Print this page    •   Back to Web version of article

U.S. News
An X-Rated Lecture for Bubbe and Zayde Warns STDs Aren't Only for the Young

September 30, 2011

For more than a decade, Dianne Matthew has been conducting sex education programs for residents of gated senior communities in Boca Raton and Delray Beach. While delivering a serious message about STD prevention, Matthew uses humor to put the audience at ease: "I'll quote Mae West: She said, 'When I'm good, I'm very good, but when I'm bad, I'm better.'"


"I use blatant language," but "I try to keep it funny," said Matthew, a licensed clinical social worker affiliated with South Palm Beach County's Ruth Rales Jewish Family Service. "They're not 12-year-old virgins."

Matthew said she warns attendees that she will use frank language to get her prevention messages across. At a recent program, two women left when she broached the topic of oral sex. "I give them facts, not judgments," she said. "What's normal? Norm is the name of some guy in Brooklyn."

"I say to them, 'You have to look out for yourself; you think because you can't get pregnant, you don't have to be careful,'" Matthew said. "I think, in general, most people are surprised [by the message]. They think it's not going to happen to them. Most of the women were married to one man for 40 years. In their minds, STDs are for prostitutes."

"People don't believe that people over 60 are having sex, but they're a very sexually active group, especially with Viagra," Matthew noted.

Back to other news for September 2011

Excerpted from:
Jewish Daily Forward (New York City)
09.02.2011; Mary Jane Fine

This article was provided by CDC National Prevention Information Network. It is a part of the publication CDC HIV/Hepatitis/STD/TB Prevention News Update. You can find this article online by typing this address into your Web browser:

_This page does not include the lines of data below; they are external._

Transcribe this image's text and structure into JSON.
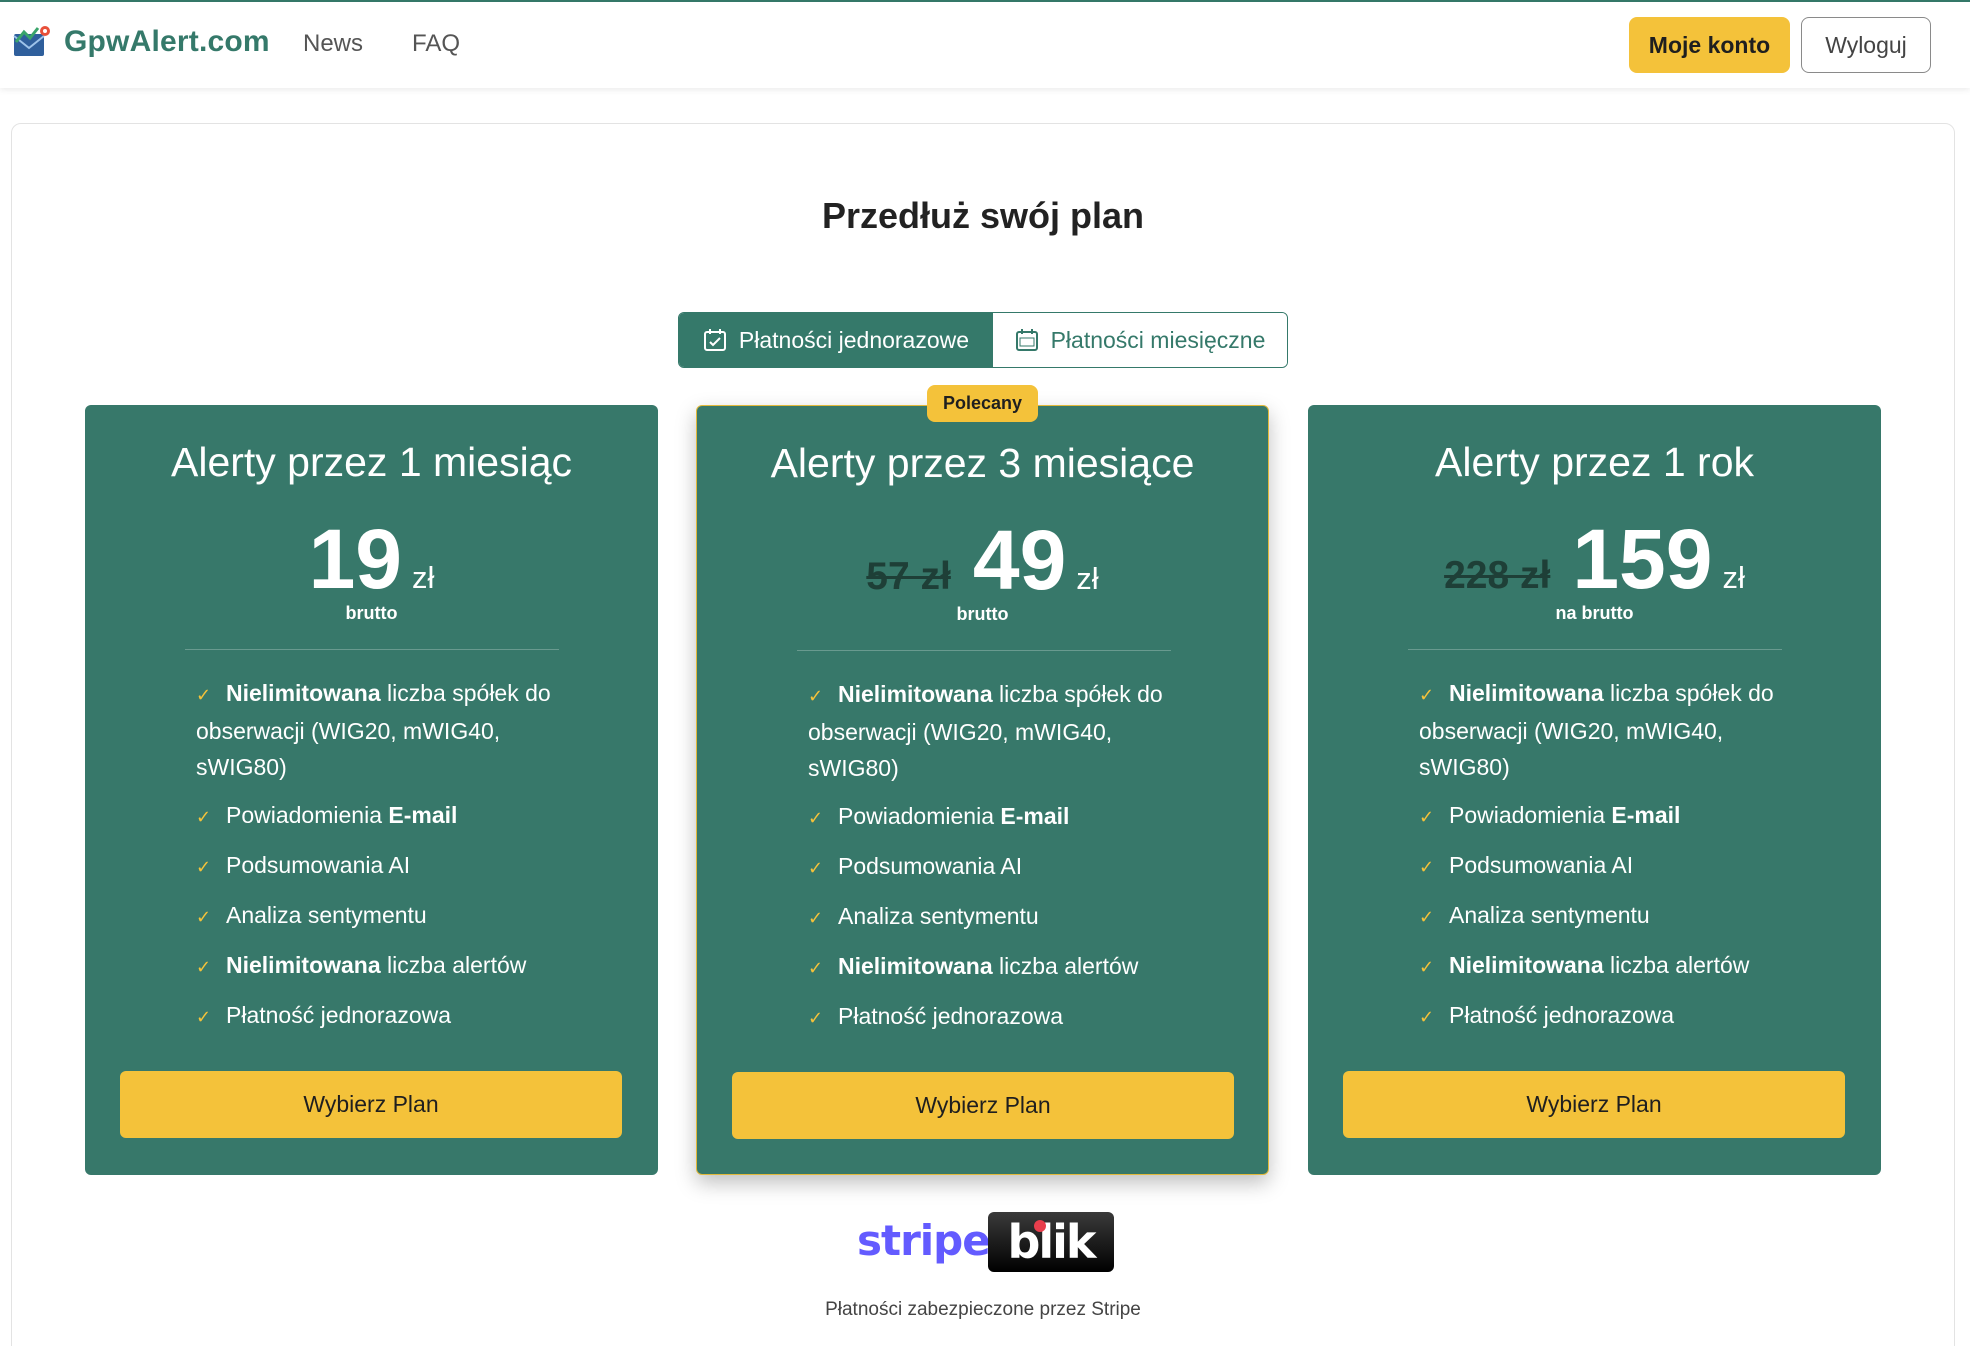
{
  "navbar": {
    "brand": "GpwAlert.com",
    "links": [
      "News",
      "FAQ"
    ],
    "account_button": "Moje konto",
    "logout_button": "Wyloguj"
  },
  "page": {
    "title": "Przedłuż swój plan"
  },
  "billing_toggle": {
    "options": [
      {
        "label": "Płatności jednorazowe",
        "icon": "calendar-check-icon",
        "active": true
      },
      {
        "label": "Płatności miesięczne",
        "icon": "calendar-month-icon",
        "active": false
      }
    ]
  },
  "plans": [
    {
      "title": "Alerty przez 1 miesiąc",
      "old_price": "",
      "price": "19",
      "currency": "zł",
      "price_note": "brutto",
      "features": [
        {
          "bold": "Nielimitowana",
          "text": " liczba spółek do obserwacji (WIG20, mWIG40, sWIG80)"
        },
        {
          "pre": "Powiadomienia ",
          "bold": "E-mail",
          "text": ""
        },
        {
          "text": "Podsumowania AI"
        },
        {
          "text": "Analiza sentymentu"
        },
        {
          "bold": "Nielimitowana",
          "text": " liczba alertów"
        },
        {
          "text": "Płatność jednorazowa"
        }
      ],
      "button": "Wybierz Plan"
    },
    {
      "badge": "Polecany",
      "title": "Alerty przez 3 miesiące",
      "old_price": "57 zł",
      "price": "49",
      "currency": "zł",
      "price_note": "brutto",
      "features": [
        {
          "bold": "Nielimitowana",
          "text": " liczba spółek do obserwacji (WIG20, mWIG40, sWIG80)"
        },
        {
          "pre": "Powiadomienia ",
          "bold": "E-mail",
          "text": ""
        },
        {
          "text": "Podsumowania AI"
        },
        {
          "text": "Analiza sentymentu"
        },
        {
          "bold": "Nielimitowana",
          "text": " liczba alertów"
        },
        {
          "text": "Płatność jednorazowa"
        }
      ],
      "button": "Wybierz Plan"
    },
    {
      "title": "Alerty przez 1 rok",
      "old_price": "228 zł",
      "price": "159",
      "currency": "zł",
      "price_note": "na brutto",
      "features": [
        {
          "bold": "Nielimitowana",
          "text": " liczba spółek do obserwacji (WIG20, mWIG40, sWIG80)"
        },
        {
          "pre": "Powiadomienia ",
          "bold": "E-mail",
          "text": ""
        },
        {
          "text": "Podsumowania AI"
        },
        {
          "text": "Analiza sentymentu"
        },
        {
          "bold": "Nielimitowana",
          "text": " liczba alertów"
        },
        {
          "text": "Płatność jednorazowa"
        }
      ],
      "button": "Wybierz Plan"
    }
  ],
  "payment": {
    "stripe_logo": "stripe",
    "blik_logo": "blik",
    "secure_text": "Płatności zabezpieczone przez Stripe"
  },
  "colors": {
    "brand_green": "#35796a",
    "accent_yellow": "#f4c23a",
    "stripe_purple": "#635bff",
    "blik_red": "#e83e4c"
  }
}
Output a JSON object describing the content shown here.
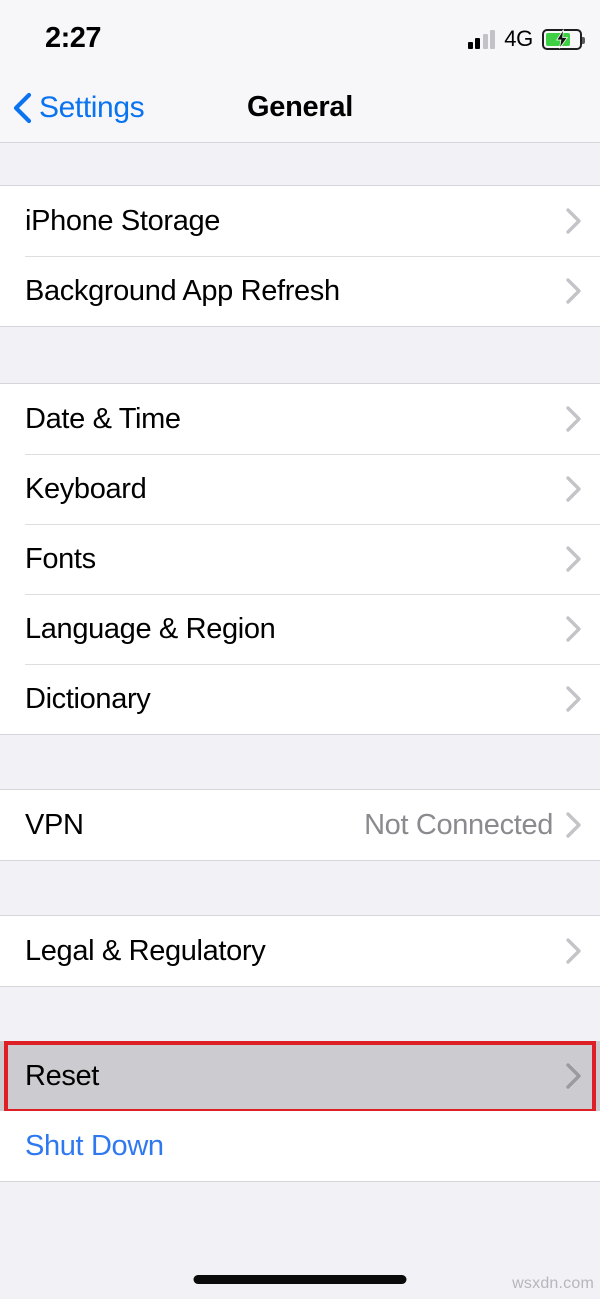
{
  "statusbar": {
    "time": "2:27",
    "network": "4G",
    "signal_bars_filled": 2,
    "signal_bars_total": 4,
    "battery_charging": true,
    "battery_level_pct": 76,
    "battery_color": "#3ecf45"
  },
  "navbar": {
    "back_label": "Settings",
    "title": "General",
    "accent_color": "#0a74f0"
  },
  "sections": [
    {
      "rows": [
        {
          "label": "iPhone Storage",
          "value": "",
          "chevron": true
        },
        {
          "label": "Background App Refresh",
          "value": "",
          "chevron": true
        }
      ]
    },
    {
      "rows": [
        {
          "label": "Date & Time",
          "value": "",
          "chevron": true
        },
        {
          "label": "Keyboard",
          "value": "",
          "chevron": true
        },
        {
          "label": "Fonts",
          "value": "",
          "chevron": true
        },
        {
          "label": "Language & Region",
          "value": "",
          "chevron": true
        },
        {
          "label": "Dictionary",
          "value": "",
          "chevron": true
        }
      ]
    },
    {
      "rows": [
        {
          "label": "VPN",
          "value": "Not Connected",
          "chevron": true
        }
      ]
    },
    {
      "rows": [
        {
          "label": "Legal & Regulatory",
          "value": "",
          "chevron": true
        }
      ]
    },
    {
      "rows": [
        {
          "label": "Reset",
          "value": "",
          "chevron": true
        }
      ]
    },
    {
      "rows": [
        {
          "label": "Shut Down",
          "value": "",
          "chevron": false
        }
      ]
    }
  ],
  "highlight": {
    "target_label": "Reset",
    "border_color": "#dd1f26",
    "row_background": "#cbcbd0"
  },
  "footer": {
    "watermark": "wsxdn.com"
  }
}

General Disclaimer: is designed for educational purposes only and is not engaged in rendering medical advice or professional services. The information provided through should not be used for diagnosing or treating a health problem or a disease. It is not a substitute for professional care. If you have or suspect you may have a health problem, consult your health care provider.